• _About this task_
Return all lines of the records that contain the word "Productive".

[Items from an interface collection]
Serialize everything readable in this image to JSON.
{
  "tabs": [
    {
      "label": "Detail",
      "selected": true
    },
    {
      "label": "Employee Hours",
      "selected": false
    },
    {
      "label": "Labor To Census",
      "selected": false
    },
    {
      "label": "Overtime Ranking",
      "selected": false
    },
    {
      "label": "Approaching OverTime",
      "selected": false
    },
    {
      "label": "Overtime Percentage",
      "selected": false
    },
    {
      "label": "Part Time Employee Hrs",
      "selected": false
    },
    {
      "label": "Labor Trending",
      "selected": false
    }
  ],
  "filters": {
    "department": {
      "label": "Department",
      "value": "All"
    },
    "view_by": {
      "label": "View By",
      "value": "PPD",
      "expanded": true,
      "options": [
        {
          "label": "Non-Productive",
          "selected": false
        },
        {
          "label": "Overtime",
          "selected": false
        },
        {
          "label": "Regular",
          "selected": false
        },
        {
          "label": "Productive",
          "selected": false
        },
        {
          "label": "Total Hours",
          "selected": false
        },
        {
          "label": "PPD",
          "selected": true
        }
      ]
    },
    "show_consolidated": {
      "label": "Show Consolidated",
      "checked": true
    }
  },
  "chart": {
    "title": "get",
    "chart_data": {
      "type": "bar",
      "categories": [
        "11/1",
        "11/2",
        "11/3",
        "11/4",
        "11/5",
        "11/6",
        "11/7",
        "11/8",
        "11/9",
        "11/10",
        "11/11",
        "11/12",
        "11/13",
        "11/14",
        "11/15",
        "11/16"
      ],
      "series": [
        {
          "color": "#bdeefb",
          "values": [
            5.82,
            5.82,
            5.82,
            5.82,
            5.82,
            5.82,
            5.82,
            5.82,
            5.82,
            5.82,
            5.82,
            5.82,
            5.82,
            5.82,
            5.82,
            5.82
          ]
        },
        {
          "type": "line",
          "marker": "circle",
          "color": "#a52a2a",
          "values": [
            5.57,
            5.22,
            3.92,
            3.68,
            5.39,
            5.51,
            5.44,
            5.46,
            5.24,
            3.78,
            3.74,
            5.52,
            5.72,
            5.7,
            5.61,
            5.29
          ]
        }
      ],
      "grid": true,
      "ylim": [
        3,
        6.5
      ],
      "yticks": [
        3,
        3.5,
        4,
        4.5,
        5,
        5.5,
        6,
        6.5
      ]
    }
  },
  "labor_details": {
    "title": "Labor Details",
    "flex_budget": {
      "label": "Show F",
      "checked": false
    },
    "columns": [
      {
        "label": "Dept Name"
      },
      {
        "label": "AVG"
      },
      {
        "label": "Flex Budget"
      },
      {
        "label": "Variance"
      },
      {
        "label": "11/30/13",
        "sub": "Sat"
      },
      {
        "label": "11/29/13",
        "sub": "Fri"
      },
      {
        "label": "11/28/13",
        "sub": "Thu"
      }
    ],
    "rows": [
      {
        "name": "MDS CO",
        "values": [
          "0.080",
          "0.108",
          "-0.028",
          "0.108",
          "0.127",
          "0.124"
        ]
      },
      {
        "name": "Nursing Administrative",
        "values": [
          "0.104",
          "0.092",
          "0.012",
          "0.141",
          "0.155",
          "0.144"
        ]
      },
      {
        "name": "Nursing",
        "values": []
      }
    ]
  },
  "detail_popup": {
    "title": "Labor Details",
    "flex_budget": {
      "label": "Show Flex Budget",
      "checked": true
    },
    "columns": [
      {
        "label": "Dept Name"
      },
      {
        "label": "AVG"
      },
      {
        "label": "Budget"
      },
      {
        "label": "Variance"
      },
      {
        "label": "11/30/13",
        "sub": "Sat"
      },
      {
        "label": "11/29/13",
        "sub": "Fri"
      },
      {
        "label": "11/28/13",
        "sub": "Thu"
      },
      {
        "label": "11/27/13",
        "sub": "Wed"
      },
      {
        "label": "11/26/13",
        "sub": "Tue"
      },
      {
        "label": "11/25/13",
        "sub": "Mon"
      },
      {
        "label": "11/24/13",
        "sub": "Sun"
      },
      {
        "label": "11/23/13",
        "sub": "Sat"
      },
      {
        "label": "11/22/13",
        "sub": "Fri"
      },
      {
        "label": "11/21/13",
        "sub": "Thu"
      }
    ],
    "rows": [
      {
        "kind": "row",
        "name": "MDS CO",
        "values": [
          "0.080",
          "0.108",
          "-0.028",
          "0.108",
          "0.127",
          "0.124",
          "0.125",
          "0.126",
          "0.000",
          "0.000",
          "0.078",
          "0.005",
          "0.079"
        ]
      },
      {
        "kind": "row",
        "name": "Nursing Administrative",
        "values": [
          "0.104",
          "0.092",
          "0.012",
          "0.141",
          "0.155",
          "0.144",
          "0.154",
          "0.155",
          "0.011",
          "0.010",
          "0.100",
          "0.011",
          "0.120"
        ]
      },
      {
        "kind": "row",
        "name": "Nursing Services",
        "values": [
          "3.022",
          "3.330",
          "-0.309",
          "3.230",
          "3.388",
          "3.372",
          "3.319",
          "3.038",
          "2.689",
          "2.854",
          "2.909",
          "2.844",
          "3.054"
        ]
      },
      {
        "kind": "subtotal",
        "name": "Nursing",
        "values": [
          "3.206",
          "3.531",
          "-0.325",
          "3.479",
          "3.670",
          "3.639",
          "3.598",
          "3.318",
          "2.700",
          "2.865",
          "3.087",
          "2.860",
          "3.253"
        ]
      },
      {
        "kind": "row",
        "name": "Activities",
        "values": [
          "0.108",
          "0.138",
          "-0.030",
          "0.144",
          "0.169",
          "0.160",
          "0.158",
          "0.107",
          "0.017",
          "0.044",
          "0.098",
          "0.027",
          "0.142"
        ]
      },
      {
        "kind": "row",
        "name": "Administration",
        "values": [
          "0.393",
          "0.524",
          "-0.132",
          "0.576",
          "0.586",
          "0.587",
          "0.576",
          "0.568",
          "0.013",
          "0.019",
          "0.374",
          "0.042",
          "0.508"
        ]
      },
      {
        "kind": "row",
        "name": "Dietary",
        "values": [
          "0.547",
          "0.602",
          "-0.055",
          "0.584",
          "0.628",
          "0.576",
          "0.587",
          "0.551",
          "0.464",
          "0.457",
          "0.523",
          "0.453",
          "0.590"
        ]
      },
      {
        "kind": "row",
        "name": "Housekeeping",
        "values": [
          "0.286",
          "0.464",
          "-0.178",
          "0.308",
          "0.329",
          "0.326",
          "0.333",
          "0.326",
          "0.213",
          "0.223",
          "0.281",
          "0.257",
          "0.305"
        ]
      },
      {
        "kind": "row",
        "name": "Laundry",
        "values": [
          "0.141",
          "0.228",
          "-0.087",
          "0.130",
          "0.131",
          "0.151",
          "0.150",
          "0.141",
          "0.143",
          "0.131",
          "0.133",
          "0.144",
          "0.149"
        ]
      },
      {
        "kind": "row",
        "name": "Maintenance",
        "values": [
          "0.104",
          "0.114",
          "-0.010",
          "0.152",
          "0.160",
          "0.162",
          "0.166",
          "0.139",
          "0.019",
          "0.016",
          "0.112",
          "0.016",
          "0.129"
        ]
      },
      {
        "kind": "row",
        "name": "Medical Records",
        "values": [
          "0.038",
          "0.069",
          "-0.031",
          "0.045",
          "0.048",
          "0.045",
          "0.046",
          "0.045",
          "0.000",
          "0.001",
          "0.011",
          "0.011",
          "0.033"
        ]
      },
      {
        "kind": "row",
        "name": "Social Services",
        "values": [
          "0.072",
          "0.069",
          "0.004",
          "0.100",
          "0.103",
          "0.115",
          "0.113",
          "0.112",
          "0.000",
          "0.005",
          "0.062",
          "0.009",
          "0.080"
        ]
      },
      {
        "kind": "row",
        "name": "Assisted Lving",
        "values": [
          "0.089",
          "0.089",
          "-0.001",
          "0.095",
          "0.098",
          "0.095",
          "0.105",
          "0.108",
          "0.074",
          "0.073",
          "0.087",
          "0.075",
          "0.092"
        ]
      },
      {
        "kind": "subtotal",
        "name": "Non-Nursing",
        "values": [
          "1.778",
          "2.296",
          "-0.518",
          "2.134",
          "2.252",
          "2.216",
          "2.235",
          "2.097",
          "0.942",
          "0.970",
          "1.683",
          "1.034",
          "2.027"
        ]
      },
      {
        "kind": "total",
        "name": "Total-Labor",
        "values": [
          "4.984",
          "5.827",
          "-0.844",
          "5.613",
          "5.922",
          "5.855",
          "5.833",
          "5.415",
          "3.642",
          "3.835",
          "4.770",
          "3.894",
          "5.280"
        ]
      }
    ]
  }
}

• _Solution to the problem_
          "label": "Non-Productive",
          "label": "Productive",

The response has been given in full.